The book concludes with a direct attack on the American corporate media, which Greenwald characterizes, justifiably, in the most scathing terms. He recounts the campaign of political vituperation in the “mainstream” press after the Snowden revelations began, with many commentators—most notably David Gregory of NBC’s “Meet the Press”—suggesting that not only Snowden, but the journalists who worked with him, including Greenwald himself, should be prosecuted. Andrew Ross Sorkin, financial columnist for the New York Times, called for the arrest of both men.
Greenwald explores the hypocrisy of the media pundits, who readily provide a venue for officially sanctioned leaks—the “revelations” of the corporate-controlled press are usually nothing more than that—while denouncing “only those disclosures that displease or undermine the government.”
The very existence of the media as a “fourth estate” is conditioned on an adversarial relationship between the press and the powers-that-be, he maintains, adding, “Nobody needed the US Constitution to guarantee press freedom so that journalists could befriend, amplify, and glorify political leaders; the guarantee was necessary so that journalists could do the opposite.” (p. 230)
Before the Snowden revelations, the biggest exposure of domestic spying by the NSA came in a 2005 report in the New York Times by James Risen, detailing illegal wiretapping. But Times Executive Editor Bill Keller blocked publication of the report in 2004, before the presidential election, when it might have damaged the Bush administration, only allowing it to surface a year later, and even then, only after Risen threatened to take his material to a book publisher and denounce the Times for censorship.
Perhaps the most critical passage in this section is Greenwald’s description of the material basis for press collaboration with the surveillance state. He writes:
“This identification of the establishment media with the government is cemented by various factors, one of them being socioeconomic. Many of the influential journalists in the United States are now multimillionaires. They live in the same neighborhoods as the political figures and financial elites over which they ostensibly serve as watchdogs. They attend the same functions, they have the same circles of friends and associates, their children go to the same elite private schools…
“US establishment journalism is anything but an outside force. It is wholly integrated into the nation’s dominant political power. Culturally, emotionally, and socioeconomically, they are one and the same. Rich, famous, insider journalists do not want to subvert the status quo that so lavishly rewards them. Like all courtiers, they are eager to defend the system that vests them with their privileges and contemptuous of anyone who challenges the system. (p. 235)

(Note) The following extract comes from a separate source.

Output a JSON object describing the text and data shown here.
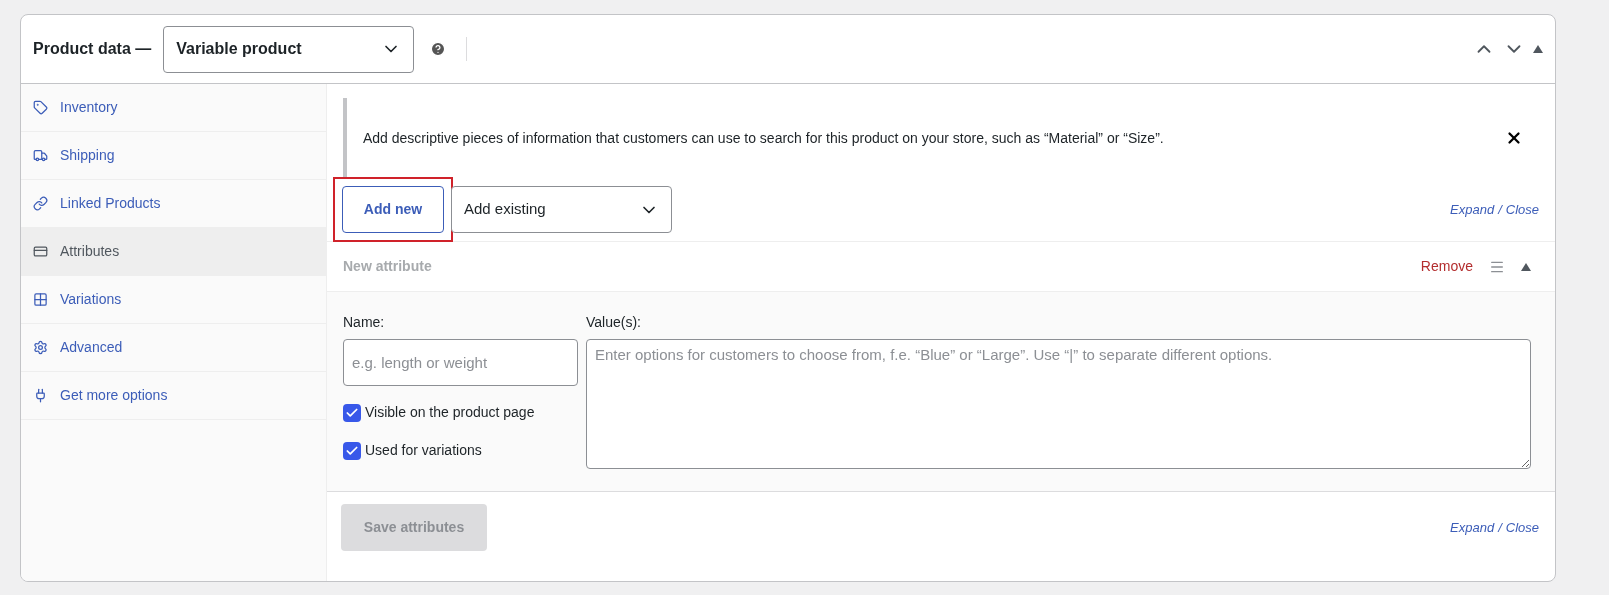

There are significant limitations to Greenwald’s political perspective, expressed particularly in the epilogue, which hails the introduction of a bipartisan bill to defund the NSA surveillance programs, jointly introduced by liberal Democrat John Conyers and ultra-right Republican Justin Amash and narrowly defeated in the House of Representatives.
Greenwald is a small-d democrat, an opponent of mass spying and political repression, but not an opponent of capitalism. He makes a scathing denunciation of the role of money in corrupting US politics and the media, but recently launched an on-line media venture with the backing of Pierre Omidyar, the billionaire founder of eBay.
However aggressive his criticism of the existing order—and it is quite sharp in places—he remains shackled to a perspective of reforming that system through individual efforts to expose the worst evils and arouse public opinion. The development of a mass political movement from below, directed at uprooting the entire social order, seems for him to be a closed book.
That said, No Place to Hide is a serious contribution to the public understanding of the Snowden revelations and the emergence of a police state apparatus in America. It deserves a wide audience.